THE REAL MADRID: Social issues highlighted in striking photography projects


CaixaForum/Luis Garcia, CC BY-SA3.0


By Charlotte Gilliland

Opening just last month, the 19th edition of FotoPres at the CaixaForum of Madrid differs from your typical contemporary art exhibit. Presenting true stories, the latest edition of this 30 year old series encapsulates stories of international oppression and struggle through images. Striving to offer an innovative view of international social issues through multi-media techniques, this edition of FotoPres is one exhibit of this spring’s art selection in Madrid that cannot be skipped.

FotoPres aims to use the latest transformations in the world of communications to highlight issues that are often overshadowed by the modern day media. The exhibit presents 10 unique photography projects, each covering a different social or historical subject, which the Spanish national daily El Pais has called collectively “a new look at reality.” And rightfully so – this collection sheds a new light on photojournalism and its ability to expose injustice.

Suriving Greece, a project capturing the struggles of young Afghan migrants in Patas, Greece, is perhaps one of the most striking projects in the halls of the Caixa Forum. Photographer Mattia Insolera, currently based in Barcelona, first encountered this immigrant community in June of 2013, yet was not allowed to take any photographs due to the migrant’s fear of police retaliation. However, on Insolera’s second visit, he was eventually allowed to photograph the victim of a racist attack, and from there the project was born. Insolera then continued to document migrant’s experiences in Patas, and their attempts to “jump” the boat to Italy in hopes for a new life. The project has also launched a Facebook page to bring further visibility to these migrants’ stories of both discrimination and hope.

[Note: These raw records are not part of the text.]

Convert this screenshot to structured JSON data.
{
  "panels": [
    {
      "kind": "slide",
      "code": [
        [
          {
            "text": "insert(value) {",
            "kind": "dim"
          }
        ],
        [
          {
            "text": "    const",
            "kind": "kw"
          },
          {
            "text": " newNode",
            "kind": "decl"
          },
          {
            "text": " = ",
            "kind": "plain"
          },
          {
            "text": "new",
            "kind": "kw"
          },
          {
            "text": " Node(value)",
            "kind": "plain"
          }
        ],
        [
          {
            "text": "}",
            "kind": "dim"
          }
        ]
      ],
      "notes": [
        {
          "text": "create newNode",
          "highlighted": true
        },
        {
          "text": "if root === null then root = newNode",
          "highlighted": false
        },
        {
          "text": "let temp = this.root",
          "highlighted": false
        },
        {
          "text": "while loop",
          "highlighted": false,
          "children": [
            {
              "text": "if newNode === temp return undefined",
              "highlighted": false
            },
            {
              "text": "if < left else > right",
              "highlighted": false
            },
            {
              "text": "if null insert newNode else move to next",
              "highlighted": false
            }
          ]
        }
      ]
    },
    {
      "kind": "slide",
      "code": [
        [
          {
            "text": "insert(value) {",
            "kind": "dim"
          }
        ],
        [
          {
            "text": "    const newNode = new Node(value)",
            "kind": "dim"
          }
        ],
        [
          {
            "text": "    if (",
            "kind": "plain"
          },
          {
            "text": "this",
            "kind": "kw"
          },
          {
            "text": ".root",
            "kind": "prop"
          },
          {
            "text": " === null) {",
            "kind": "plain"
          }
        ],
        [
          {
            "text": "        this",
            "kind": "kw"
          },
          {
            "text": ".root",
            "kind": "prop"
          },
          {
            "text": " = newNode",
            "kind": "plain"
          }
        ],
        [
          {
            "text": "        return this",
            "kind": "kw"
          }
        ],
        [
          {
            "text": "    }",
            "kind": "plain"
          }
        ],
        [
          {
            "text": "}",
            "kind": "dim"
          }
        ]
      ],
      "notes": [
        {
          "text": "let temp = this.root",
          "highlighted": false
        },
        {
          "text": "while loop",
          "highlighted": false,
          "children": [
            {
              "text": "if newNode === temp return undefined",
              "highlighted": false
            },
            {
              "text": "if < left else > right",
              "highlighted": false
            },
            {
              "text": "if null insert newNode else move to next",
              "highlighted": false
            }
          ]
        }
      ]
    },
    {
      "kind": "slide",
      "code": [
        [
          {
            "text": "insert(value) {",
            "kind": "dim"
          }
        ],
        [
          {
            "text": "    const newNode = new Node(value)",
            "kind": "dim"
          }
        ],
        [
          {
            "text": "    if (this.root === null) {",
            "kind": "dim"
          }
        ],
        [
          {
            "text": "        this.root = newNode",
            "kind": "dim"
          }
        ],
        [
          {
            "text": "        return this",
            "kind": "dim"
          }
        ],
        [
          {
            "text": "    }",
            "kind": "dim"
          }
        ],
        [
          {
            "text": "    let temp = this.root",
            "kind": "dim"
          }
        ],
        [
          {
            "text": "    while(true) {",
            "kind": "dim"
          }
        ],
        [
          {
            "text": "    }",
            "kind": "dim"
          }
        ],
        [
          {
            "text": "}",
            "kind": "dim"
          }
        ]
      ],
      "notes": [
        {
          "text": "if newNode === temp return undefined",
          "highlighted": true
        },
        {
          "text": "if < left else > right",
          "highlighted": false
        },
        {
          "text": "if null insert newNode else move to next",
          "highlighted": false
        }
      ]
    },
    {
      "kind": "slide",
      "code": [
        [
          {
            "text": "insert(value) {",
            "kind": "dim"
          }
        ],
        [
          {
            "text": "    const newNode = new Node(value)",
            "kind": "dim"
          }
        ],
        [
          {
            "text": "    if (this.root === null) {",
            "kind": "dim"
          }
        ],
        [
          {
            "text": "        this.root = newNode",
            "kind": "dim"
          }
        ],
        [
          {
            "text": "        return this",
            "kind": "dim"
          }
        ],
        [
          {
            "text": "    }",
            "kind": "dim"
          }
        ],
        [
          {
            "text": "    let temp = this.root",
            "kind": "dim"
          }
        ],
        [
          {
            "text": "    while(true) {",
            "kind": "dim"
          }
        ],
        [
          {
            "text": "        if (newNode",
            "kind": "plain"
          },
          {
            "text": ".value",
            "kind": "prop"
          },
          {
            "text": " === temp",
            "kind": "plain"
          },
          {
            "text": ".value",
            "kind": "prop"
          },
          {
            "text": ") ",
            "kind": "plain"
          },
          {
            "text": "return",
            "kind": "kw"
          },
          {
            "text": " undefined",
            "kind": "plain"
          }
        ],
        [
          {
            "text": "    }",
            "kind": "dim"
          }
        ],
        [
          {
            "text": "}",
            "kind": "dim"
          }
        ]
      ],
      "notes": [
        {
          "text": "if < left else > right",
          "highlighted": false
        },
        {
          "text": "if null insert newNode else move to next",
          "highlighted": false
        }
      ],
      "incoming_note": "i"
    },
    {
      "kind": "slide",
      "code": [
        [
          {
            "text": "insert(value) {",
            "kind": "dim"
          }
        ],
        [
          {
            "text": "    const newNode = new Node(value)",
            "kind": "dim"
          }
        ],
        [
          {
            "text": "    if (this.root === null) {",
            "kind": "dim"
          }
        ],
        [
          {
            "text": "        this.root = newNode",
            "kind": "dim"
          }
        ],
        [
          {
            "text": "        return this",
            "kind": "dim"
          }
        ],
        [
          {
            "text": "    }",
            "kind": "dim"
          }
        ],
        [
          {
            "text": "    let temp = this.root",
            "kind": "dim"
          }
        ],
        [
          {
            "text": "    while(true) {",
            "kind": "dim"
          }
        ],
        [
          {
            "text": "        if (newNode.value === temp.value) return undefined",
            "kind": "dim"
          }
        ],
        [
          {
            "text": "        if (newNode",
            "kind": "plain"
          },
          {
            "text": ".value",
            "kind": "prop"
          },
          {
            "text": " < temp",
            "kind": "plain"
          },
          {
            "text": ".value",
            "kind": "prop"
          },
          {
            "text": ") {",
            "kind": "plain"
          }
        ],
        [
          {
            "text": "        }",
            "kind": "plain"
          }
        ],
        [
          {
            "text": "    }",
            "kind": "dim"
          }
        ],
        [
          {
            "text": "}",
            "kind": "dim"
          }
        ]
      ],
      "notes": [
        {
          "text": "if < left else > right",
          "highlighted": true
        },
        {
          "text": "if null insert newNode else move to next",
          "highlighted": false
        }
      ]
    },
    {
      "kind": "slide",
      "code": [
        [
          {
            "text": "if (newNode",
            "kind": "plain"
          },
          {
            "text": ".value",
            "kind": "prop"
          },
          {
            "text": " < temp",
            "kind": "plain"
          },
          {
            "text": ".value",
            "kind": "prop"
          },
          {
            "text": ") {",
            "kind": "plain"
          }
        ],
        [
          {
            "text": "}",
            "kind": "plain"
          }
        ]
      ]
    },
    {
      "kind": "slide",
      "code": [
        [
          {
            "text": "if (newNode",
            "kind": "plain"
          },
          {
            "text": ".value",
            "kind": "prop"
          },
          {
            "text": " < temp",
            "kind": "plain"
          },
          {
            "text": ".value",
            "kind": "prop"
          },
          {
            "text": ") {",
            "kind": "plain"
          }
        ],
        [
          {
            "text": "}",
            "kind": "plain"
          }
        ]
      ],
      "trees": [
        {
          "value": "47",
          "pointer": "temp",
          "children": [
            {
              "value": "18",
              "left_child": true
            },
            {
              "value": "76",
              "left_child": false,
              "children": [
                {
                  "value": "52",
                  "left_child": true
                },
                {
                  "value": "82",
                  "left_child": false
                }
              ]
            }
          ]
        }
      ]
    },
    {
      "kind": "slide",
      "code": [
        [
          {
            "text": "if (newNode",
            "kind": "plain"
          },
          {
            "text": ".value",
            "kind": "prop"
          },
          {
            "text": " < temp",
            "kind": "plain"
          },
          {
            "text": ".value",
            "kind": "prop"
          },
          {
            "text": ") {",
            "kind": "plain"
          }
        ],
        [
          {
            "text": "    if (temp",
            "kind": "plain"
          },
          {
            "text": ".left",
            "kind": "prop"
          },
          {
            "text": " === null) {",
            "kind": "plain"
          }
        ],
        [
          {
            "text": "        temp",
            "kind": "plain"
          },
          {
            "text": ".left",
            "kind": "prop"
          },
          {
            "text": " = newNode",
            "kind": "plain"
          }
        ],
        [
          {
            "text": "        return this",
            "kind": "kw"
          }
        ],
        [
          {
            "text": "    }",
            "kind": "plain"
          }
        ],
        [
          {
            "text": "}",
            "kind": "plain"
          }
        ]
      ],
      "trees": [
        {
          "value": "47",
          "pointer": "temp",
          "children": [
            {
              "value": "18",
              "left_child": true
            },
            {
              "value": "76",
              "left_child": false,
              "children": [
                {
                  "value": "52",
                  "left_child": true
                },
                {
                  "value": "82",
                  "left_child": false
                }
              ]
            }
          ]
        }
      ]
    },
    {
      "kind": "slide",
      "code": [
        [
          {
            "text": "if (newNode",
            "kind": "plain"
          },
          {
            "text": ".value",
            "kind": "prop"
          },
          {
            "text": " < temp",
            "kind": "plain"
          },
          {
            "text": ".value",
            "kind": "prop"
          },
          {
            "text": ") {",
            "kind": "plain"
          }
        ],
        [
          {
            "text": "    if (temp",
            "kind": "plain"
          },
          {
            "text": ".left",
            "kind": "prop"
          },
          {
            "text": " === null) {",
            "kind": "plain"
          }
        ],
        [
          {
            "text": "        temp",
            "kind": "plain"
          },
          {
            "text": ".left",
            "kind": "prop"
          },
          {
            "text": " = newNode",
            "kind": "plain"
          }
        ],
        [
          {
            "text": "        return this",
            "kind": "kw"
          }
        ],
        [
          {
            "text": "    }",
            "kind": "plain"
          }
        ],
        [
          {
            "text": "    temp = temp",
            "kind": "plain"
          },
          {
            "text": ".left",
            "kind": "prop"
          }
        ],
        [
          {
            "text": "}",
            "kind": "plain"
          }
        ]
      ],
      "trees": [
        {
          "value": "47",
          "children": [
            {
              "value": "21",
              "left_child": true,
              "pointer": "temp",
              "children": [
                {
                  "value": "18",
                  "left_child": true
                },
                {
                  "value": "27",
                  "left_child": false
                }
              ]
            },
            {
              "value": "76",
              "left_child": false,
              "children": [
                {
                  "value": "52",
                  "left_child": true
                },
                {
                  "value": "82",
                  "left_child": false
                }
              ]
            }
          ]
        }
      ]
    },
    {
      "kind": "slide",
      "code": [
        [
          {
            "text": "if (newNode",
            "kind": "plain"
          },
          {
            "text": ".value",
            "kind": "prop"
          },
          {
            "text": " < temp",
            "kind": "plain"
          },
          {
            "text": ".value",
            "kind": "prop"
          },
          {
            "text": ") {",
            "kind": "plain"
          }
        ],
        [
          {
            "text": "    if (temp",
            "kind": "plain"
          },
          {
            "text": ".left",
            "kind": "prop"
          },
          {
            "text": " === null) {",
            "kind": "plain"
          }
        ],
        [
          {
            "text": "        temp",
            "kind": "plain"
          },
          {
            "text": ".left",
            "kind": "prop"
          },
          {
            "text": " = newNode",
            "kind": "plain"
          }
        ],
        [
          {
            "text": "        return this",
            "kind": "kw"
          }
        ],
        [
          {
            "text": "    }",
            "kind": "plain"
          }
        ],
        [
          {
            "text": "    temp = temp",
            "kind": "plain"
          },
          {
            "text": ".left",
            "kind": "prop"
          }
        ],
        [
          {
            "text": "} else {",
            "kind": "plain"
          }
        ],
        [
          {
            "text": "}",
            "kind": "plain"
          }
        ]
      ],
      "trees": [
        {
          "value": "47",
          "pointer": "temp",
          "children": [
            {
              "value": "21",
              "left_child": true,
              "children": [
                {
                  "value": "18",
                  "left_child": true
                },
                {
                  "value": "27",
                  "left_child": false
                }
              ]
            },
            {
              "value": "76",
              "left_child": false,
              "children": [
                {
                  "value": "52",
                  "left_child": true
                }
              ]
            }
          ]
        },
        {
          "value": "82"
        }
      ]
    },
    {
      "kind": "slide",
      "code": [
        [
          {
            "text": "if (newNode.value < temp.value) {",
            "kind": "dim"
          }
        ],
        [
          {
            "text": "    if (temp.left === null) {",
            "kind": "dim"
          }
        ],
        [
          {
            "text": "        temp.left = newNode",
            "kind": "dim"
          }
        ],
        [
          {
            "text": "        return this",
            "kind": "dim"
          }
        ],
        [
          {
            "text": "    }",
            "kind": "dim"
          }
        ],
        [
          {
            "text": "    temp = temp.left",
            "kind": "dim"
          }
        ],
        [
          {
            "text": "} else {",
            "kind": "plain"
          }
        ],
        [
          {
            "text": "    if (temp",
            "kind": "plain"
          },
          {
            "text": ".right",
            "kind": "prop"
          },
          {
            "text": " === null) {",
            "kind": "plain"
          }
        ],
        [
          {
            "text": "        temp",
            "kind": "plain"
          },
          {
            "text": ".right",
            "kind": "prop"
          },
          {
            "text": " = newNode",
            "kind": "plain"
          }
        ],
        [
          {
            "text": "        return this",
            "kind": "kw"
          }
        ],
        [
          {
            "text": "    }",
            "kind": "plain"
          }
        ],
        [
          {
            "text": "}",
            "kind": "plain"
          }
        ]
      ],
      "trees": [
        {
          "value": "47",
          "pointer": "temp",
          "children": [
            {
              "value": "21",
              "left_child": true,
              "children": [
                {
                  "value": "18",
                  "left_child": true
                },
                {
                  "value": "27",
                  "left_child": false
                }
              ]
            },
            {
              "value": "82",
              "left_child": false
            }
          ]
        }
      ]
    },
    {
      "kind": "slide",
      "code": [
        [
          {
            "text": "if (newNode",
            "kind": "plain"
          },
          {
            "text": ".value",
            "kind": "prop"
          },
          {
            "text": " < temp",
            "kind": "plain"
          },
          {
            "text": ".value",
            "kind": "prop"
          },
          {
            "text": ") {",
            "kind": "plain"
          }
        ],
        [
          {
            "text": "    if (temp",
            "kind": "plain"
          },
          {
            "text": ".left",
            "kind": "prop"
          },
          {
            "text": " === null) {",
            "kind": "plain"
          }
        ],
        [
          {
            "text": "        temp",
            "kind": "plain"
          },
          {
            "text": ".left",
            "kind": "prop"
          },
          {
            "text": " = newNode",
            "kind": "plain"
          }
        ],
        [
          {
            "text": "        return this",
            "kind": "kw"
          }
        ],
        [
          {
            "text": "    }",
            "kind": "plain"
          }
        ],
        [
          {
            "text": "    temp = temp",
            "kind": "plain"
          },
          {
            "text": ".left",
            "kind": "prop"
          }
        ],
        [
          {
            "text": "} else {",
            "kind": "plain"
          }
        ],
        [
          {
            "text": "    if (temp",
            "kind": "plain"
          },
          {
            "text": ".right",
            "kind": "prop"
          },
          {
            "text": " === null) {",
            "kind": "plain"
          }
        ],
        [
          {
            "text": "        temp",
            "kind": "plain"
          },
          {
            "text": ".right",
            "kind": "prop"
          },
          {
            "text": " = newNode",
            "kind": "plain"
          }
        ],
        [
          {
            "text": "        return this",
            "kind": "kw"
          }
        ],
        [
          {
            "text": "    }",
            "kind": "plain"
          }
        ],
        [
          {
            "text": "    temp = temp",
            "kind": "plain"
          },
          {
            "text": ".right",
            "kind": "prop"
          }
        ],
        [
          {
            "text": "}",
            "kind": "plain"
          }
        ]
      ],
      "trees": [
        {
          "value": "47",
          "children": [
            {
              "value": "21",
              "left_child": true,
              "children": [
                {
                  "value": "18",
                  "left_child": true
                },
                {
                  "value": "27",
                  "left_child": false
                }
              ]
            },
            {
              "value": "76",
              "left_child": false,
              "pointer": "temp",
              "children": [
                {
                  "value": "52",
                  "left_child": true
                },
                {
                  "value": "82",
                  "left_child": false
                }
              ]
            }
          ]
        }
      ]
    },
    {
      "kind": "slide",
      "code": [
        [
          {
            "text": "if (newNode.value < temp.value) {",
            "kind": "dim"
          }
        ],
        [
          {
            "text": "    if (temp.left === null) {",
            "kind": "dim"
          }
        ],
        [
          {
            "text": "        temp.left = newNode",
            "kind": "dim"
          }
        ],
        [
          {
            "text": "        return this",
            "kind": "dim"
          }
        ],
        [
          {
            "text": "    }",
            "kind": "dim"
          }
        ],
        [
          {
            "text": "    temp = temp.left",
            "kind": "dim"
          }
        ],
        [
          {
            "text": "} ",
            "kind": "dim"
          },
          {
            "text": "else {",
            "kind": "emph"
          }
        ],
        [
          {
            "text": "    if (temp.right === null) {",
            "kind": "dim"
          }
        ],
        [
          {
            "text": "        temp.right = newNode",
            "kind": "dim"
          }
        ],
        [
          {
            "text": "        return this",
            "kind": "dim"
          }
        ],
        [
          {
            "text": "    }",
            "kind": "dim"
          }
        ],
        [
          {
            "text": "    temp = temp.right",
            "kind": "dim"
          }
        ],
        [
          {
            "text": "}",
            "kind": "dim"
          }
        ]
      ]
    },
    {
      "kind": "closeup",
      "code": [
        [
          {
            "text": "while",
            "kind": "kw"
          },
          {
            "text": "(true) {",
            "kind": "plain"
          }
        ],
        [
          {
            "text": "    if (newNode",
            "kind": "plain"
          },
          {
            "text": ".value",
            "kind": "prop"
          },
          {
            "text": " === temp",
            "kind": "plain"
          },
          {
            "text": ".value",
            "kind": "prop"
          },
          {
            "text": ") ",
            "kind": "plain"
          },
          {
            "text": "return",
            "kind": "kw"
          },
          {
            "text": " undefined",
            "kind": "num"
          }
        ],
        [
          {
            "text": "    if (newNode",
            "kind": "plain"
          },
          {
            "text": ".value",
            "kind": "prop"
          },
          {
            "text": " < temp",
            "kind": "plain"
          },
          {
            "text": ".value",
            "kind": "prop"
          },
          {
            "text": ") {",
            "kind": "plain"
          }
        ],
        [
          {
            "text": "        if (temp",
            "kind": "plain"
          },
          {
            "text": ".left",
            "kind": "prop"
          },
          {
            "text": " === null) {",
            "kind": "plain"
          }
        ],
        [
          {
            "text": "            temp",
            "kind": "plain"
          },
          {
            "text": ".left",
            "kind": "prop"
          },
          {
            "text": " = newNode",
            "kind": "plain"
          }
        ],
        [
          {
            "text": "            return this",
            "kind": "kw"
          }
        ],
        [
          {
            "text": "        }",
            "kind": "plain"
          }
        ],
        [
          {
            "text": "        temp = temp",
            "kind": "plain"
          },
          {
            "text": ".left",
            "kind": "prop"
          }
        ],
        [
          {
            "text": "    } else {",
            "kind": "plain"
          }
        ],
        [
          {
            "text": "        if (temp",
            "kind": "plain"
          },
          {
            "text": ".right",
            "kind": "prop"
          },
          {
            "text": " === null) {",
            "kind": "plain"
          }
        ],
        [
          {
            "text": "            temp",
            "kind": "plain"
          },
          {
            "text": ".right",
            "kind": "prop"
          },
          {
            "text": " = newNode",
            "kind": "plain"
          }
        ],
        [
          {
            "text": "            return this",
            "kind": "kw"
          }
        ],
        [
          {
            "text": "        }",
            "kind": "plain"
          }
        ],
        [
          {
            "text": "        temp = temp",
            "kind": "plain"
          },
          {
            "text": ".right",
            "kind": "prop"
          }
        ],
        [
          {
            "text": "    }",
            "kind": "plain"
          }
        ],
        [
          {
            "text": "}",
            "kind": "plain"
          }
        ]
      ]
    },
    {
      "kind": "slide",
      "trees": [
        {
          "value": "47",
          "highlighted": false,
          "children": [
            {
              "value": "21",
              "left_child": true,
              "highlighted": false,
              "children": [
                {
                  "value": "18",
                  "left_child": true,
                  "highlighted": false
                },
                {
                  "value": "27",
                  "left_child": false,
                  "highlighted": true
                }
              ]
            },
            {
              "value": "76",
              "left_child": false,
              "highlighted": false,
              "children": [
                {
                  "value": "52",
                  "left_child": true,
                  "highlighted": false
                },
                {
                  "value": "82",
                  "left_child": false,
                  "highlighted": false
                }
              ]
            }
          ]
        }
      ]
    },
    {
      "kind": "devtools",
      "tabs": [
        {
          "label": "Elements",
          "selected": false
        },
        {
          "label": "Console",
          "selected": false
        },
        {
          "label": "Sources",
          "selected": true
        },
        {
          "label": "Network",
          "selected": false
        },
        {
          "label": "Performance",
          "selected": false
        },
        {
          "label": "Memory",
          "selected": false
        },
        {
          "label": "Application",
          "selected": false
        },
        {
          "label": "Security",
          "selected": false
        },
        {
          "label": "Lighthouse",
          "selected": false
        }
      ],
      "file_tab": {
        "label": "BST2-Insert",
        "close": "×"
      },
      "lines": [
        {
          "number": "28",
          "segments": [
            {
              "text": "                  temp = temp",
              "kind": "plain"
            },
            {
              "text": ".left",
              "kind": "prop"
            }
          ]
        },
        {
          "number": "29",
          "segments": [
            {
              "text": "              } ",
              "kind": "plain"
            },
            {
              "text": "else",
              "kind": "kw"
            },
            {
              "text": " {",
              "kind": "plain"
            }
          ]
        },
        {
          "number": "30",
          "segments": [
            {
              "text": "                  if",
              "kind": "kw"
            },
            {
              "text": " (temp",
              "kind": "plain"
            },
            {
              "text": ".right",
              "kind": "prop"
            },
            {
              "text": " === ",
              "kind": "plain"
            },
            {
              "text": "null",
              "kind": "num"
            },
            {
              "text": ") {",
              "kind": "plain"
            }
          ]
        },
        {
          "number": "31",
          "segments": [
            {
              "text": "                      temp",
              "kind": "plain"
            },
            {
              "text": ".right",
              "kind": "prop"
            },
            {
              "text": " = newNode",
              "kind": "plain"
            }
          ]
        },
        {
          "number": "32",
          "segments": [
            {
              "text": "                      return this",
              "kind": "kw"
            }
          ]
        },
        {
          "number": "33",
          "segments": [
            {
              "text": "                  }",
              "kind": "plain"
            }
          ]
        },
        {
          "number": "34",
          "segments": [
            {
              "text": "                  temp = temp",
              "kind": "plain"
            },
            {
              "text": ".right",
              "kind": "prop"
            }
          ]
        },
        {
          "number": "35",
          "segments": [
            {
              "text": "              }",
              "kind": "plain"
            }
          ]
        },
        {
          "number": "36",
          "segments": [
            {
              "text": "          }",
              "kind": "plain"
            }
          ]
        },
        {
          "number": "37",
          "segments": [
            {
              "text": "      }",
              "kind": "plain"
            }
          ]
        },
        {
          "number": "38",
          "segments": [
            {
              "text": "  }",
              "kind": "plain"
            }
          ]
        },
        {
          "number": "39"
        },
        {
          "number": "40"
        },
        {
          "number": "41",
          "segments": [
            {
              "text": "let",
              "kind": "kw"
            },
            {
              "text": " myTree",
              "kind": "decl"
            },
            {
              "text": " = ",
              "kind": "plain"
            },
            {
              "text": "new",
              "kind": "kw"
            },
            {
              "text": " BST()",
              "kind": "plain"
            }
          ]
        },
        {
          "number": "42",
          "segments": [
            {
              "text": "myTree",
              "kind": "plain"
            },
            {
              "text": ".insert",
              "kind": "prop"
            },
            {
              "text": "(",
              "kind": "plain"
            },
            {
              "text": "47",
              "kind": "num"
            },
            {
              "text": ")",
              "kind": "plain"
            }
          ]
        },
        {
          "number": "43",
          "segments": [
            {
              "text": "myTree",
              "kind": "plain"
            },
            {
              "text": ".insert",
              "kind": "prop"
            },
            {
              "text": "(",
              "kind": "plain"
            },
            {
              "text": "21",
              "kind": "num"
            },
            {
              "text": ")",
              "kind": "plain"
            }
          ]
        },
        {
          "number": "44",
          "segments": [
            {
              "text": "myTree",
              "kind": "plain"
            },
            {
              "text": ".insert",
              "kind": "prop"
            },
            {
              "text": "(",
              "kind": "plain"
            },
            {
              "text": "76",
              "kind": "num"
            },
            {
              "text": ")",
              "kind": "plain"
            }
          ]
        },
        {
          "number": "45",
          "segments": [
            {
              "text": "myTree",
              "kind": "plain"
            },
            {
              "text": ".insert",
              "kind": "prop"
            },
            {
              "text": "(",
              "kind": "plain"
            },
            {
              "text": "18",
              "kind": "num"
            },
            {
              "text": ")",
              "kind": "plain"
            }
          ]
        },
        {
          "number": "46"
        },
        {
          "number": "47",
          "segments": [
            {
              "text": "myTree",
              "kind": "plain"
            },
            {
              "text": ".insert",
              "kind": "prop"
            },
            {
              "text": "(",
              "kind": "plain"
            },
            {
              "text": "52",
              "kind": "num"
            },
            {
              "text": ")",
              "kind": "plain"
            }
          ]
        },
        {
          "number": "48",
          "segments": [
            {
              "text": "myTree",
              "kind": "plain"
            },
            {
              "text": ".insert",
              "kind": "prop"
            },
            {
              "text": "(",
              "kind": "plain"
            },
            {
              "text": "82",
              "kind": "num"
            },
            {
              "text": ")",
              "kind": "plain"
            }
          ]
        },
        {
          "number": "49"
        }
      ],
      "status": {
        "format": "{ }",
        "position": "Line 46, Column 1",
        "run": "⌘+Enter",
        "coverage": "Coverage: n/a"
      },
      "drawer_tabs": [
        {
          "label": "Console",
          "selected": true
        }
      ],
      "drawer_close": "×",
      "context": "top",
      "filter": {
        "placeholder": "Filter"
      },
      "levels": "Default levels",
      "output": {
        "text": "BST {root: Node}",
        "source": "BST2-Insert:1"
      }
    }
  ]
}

Aquellos que Esperan, another project highlighting the journeys of immigrants, focuses on the Orcasur district in Madrid, an immigrant neighborhood plagued by severe poverty and unemployment. This project’s use of photography and video raises important questions regarding the treatment of immigrants in the face of an economic crisis–which is a conversation that can be continued at one the Forum’s lecture series with the creators of this project, Pablo López-Learte and Diego Sánchez, on Tuesday, April 7.

19th FotoPres is open daily from 10 am to 8 pm. Entrance is 4 euro, and free for Caixa card holders.


CHARLOTTE ID picCharlotte Gilliland: A lover of coffee, podcasts, and the sounds of a bustling city, she’s eager to explore each corner and crevice of Madrid where she lives at present. Charlotte is a member of the Guidepost staff.